Maria Hamilton is from Milwaukee, but shares many experiences with the mothers and fathers of Baltimore. On May 9, she and her organization, Mothers for Justice United, will be leading an expected 1,000 people in the Million Moms March to the Department of Justice in Washington, D.C. There, they will present a list of demands, like reforming the way racially charged homicides are investigated, as well as cases of police misconduct. A group of mothers also met with White House staff on Friday.
At 31 years old, Hamilton’s son Dontre, a diagnosed schizophrenic, was killed in Red Arrow Park by a Milwaukee police officer on April 30 last year. Workers in the area had called the police to make a complaint about him. Two teams of officers responded to the call and determined Dontre was not a threat.
A third officer, Christopher Manney, responded alone and conducted a pat-down that quickly escalated to beating Dontre with a baton. When Dontre tried to grab the baton, Officer Manney shot him 14 times.
Manney has not been charged with any crime. He was, however, fired for conducting a wrongful pat-down. An investigation into whether or not Dontre’s civil rights were violated is in progress.
“I decided that I would take them to Washington, D.C., myself …”
Two months after Dontre’s death, Hamilton started Mothers for Justice United, which supports moms who have lost children to violence and who have been overlooked by police departments due to race and economic status.
After attending a protest following Mike Brown’s shooting in Ferguson last summer, Hamilton went to St. Louis to speak with other mothers who had lost their children but had not seen any police response.
“I decided that I would take them to Washington, D.C., myself to get the DOJ to open up these cases and start an investigation into the police departments,” she said.
“I feel as though there’s a genocide going on.”
Not all of the mothers Hamilton spoke with had children who were victims of police violence. Some were killed by others in their communities, or as a result of gang violence. What they all shared, she said, was local authorities who lacked the interest and will to investigate.
“I feel as though there’s a genocide going on,” she said. “The system that we live in wasn’t meant for us to actually survive in.”
When Marion Gray-Hopkins heard about the Million Moms March, she immediately knew she had to be there. Her son, Gary Hopkins Jr., was murdered in 1999 at the age of 19. He was unarmed, and the coroner determined that he had his arms up when he was shot.

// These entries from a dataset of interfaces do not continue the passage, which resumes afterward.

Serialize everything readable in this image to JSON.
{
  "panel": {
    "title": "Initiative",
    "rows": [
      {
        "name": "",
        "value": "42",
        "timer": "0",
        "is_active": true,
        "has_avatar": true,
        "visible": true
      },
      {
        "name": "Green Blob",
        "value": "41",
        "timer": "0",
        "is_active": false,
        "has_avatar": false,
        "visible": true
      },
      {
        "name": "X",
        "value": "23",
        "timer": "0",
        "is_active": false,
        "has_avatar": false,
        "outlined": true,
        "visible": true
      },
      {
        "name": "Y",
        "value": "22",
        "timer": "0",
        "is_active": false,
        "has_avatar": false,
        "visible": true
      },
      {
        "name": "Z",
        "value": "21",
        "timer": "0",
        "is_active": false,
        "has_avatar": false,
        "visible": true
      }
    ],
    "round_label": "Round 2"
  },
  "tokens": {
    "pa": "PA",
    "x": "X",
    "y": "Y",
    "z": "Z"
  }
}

“We could not let another generation grow up in that type of system.”
While charges were brought against the officer who killed Gary, the case was dismissed and the officer acquitted.
Because of the difficulty in holding police accountable, some see the charging of six Baltimore officers in Freddie Gray’s death as only a small victory. In the 2006 case against officers in the murder of Sean Bell in New York City, Bandele said, “We saw the police officers charged, we saw them indicted—and then we saw them acquitted.”

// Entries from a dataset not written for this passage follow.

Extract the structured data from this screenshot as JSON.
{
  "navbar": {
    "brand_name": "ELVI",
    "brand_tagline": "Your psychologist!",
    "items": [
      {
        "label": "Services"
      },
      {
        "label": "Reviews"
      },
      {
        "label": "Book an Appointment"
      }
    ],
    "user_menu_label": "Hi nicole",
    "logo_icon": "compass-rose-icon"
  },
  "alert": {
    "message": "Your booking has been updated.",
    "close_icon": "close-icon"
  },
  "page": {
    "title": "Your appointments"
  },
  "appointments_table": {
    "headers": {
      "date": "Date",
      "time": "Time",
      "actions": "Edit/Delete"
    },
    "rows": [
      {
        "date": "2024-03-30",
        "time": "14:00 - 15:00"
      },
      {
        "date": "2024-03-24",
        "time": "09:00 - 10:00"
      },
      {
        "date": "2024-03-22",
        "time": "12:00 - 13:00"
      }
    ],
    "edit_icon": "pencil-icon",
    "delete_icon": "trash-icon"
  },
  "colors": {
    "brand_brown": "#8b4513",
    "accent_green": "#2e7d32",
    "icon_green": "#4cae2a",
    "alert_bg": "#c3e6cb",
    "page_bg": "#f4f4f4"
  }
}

Bandele said she fears the same may happen in Baltimore: “That was very painful and it made people very determined—we could not let another generation grow up in that type of system.”
That’s why Million Moms March is calling for stronger measures for holding officers accountable and nationwide guidelines to control the use of police force. Currently each state makes their own guidelines.
MomsRising is also demanding that the White House and Department of Justice address the implementation of federal laws for the use of force by police, better training for officers, and an external investigator for cases of police misconduct.
Hamilton hopes this weekend’s march and meeting with the White House will make public officials take notice.
“I can’t live like this no more,” she said. “I refuse to live in fear… There’s a lot of laws that need to be changed, and it starts with Congress.”
Editor’s note: The original version of this story said Freddie Gray was murdered while in police custody. While six police officers have been charged for his death—one of them for murder—the case has not yet gone to trial.
Mary Hansen is a reporter for NPR Illinois and a former contributing writer for YES!
Araz Hachadourian is a former online editorial intern at YES!